I recently joined a group of NDA employees and others from across our industry at the 3rd national Women in Nuclear (WiN UK) conference in London.
A bigger body of support to effect change
Jack Gritt, President of WiN UK, told us that female membership of the Nuclear Institute, 19-22%, mirrors the percentage of women working across the industry. We’d all like to see this increase to maintain the pipeline of future talent.
What’s great is that there’s an exciting trend for those beginning their careers: nearly half of the Young Generation Network membership is female. Often, these young people are also involved in STEM ambassador work, promoting science and technology in schools which all helps to attract more professionals from the next generation. It made me realise that we all need to let the young know our industry exists and offers great career paths.
Jack Gritt told us her own 32-year nuclear career had humble beginnings and stressed that it was never too late to get qualifications.
There’s increasing commitment s across the industry. Under the leadership of NDA's Carole Jones, who is an Executive Member of WiN UK, we’ve seen 40 companies sign the WiN’s Industry Charter and make various pledges.
WiN also has new regional teams, led by Loretta Browne (Costain), that engage people in activities on diversity and inclusivity.
The message is clear: “The nuclear industry welcomes women”.
The Big Questions
Whilst statistics show that more diverse companies succeed, participants valued the less tangible benefits: positive contributions from different ways of thinking and expertise. Pete Lutwyche, from Jacobs, stated “Your heart and gut tells you that this different thinking drives performance”.
Most of the panel agreed that diversity should be part of the way organisations operate. Leaders should define a strategic direction and middle management should consider this when making decisions.
We all need to spread the word in actions, images and words. It’s about us all being role models, encouraging women to grasp opportunities to be the best they can be.
Taking action: culture of diversity and inclusivity
Organisational cultures that promote gender diversity are as critical for the nuclear industry as the safety culture.
An interesting analogy was discussed:
Olympic athletes travel around the world. Wherever they stay, a large team of people makes sure they have the best conditions. Someone cleans door handles to prevent microorganisms transferring onto athletes’ hands, someone ensures optimum room temperature for sleep, someone else manages nutrition. All these count, even if, in isolation, they appear as tiny drops in the ocean.
In the context of diversity, taking action is in everyone’s hands. Actions may or may not have a visible impact but all will count, and that’s everyone’s responsibility.
Members of the audience were left with a clear sense of direction towards making efforts in diversity and inclusivity. Everyone reached an implicit agreement that action was required. The question was when, where and how.
So what will you do?
What can your business do?
Join other organisations in signing up to the WiN Industry Charter and pledge to improve diversity and inclusivity.
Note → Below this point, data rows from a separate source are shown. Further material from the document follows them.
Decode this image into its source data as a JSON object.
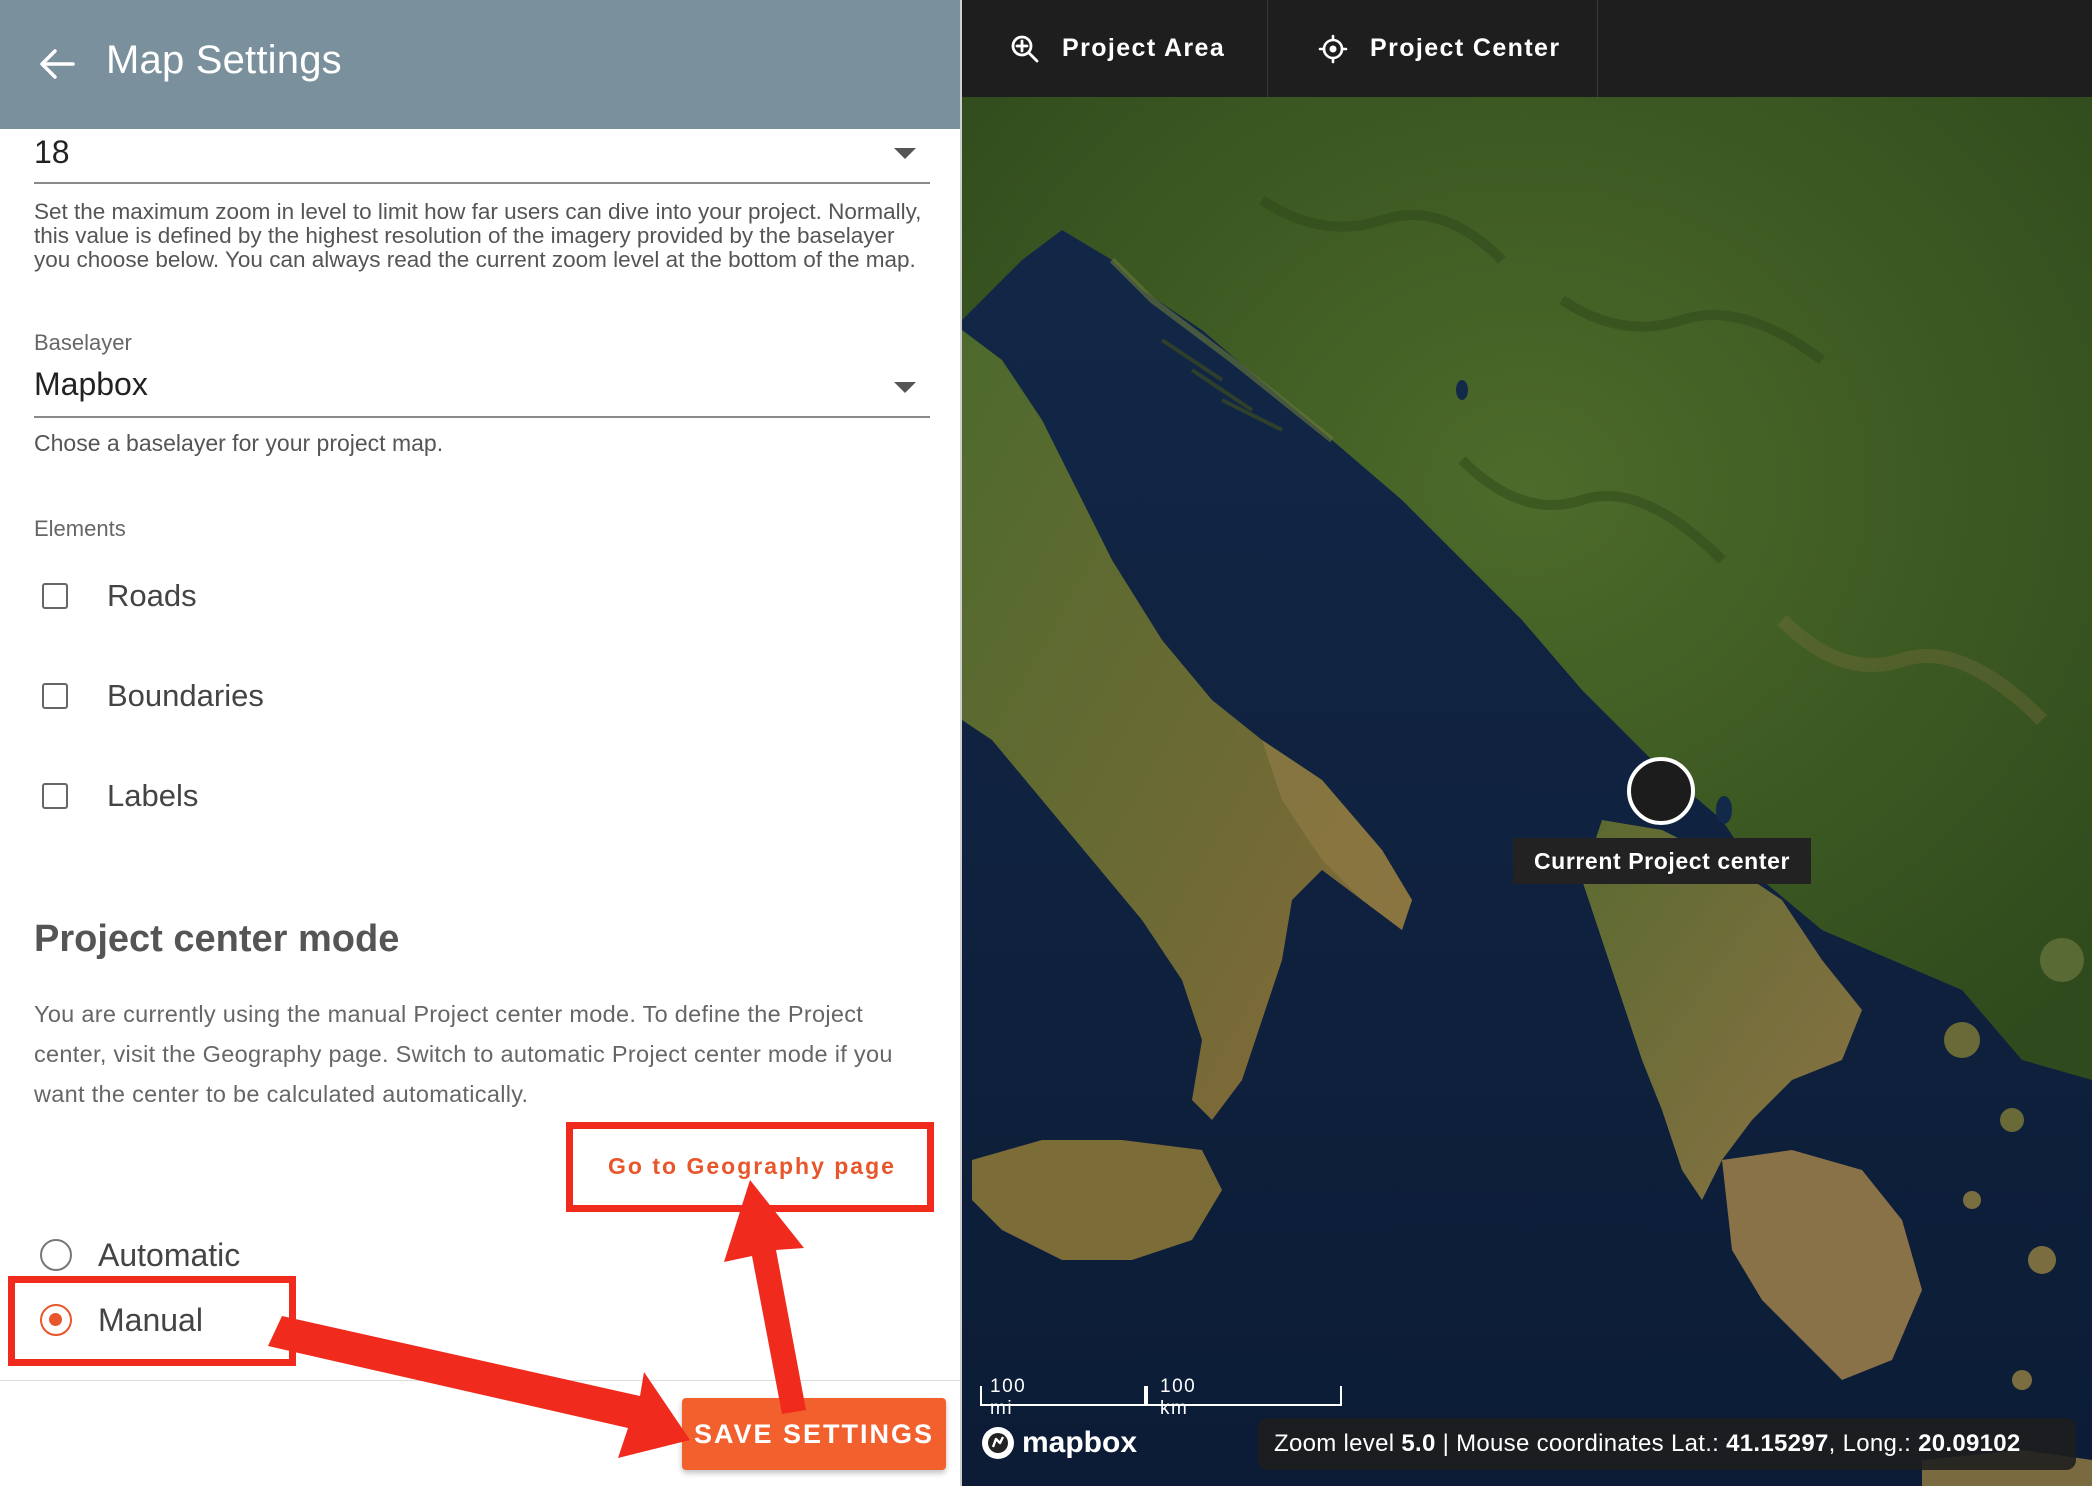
{
  "colors": {
    "header_bg": "#7a909c",
    "accent": "#e8562b",
    "save_bg": "#f2602e",
    "annotation_red": "#f02a1c",
    "map_toolbar_bg": "#1e1e1e"
  },
  "header": {
    "back_icon": "arrow-left-icon",
    "title": "Map Settings"
  },
  "max_zoom": {
    "value": "18",
    "help": "Set the maximum zoom in level to limit how far users can dive into your project. Normally, this value is defined by the highest resolution of the imagery provided by the baselayer you choose below. You can always read the current zoom level at the bottom of the map."
  },
  "baselayer": {
    "label": "Baselayer",
    "value": "Mapbox",
    "help": "Chose a baselayer for your project map."
  },
  "elements": {
    "label": "Elements",
    "items": [
      {
        "label": "Roads",
        "checked": false
      },
      {
        "label": "Boundaries",
        "checked": false
      },
      {
        "label": "Labels",
        "checked": false
      }
    ]
  },
  "project_center": {
    "title": "Project center mode",
    "description": "You are currently using the manual Project center mode. To define the Project center, visit the Geography page. Switch to automatic Project center mode if you want the center to be calculated automatically.",
    "geography_button": "Go to Geography page",
    "options": [
      {
        "label": "Automatic",
        "selected": false
      },
      {
        "label": "Manual",
        "selected": true
      }
    ]
  },
  "footer": {
    "save_button": "SAVE SETTINGS"
  },
  "map": {
    "toolbar": [
      {
        "label": "Project Area",
        "icon": "zoom-in-icon"
      },
      {
        "label": "Project Center",
        "icon": "crosshair-icon"
      }
    ],
    "marker_tooltip": "Current Project center",
    "scale": {
      "miles": "100 mi",
      "km": "100 km"
    },
    "logo_text": "mapbox",
    "status": {
      "zoom_label": "Zoom level",
      "zoom_value": "5.0",
      "separator": "|",
      "coords_label": "Mouse coordinates Lat.:",
      "lat_value": "41.15297",
      "long_label": ", Long.:",
      "long_value": "20.09102"
    }
  }
}
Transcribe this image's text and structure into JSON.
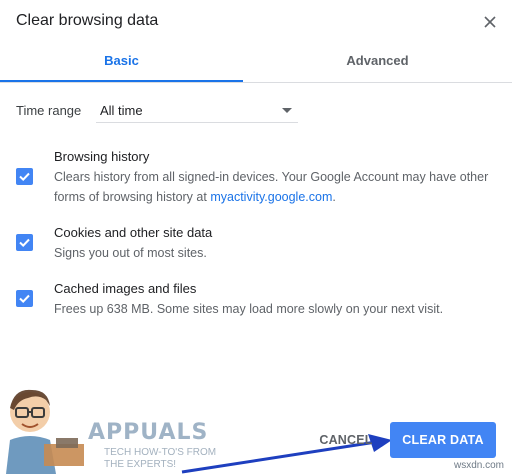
{
  "dialog": {
    "title": "Clear browsing data",
    "close_icon": "close-icon"
  },
  "tabs": [
    {
      "label": "Basic",
      "selected": true
    },
    {
      "label": "Advanced",
      "selected": false
    }
  ],
  "time_range": {
    "label": "Time range",
    "value": "All time"
  },
  "items": [
    {
      "title": "Browsing history",
      "checked": true,
      "description": "Clears history from all signed-in devices. Your Google Account may have other forms of browsing history at",
      "link": "myactivity.google.com",
      "suffix": "."
    },
    {
      "title": "Cookies and other site data",
      "checked": true,
      "description": "Signs you out of most sites."
    },
    {
      "title": "Cached images and files",
      "checked": true,
      "description": "Frees up 638 MB. Some sites may load more slowly on your next visit."
    }
  ],
  "buttons": {
    "cancel": "CANCEL",
    "clear": "CLEAR DATA"
  },
  "watermark": {
    "name": "APPUALS",
    "tagline_1": "TECH HOW-TO'S FROM",
    "tagline_2": "THE EXPERTS!",
    "site": "wsxdn.com"
  },
  "colors": {
    "accent": "#4285f4",
    "tab_active": "#1a73e8",
    "arrow": "#1e3fbf"
  }
}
If your organisation wants to help, you might consider corporate sponsorship of the MentroSET scheme.
What can individuals do?
I’ve been inspired to volunteer for the Industry Guidance Committee.
There are lots of activities that you can participate in.
WiN UK has regional teams and seeks support from those committed to change.
Watch out for the opportunities to be involved in speed mentoring session that connect smart, bright people and support careers.
Be a role model that inspires the next generation.
Women in Nuclear UK (WiN UK)
WiN UK was formed in 2014 as a not-for-profit making organisation run by volunteers and became a branch of the Nuclear Institute in 2016.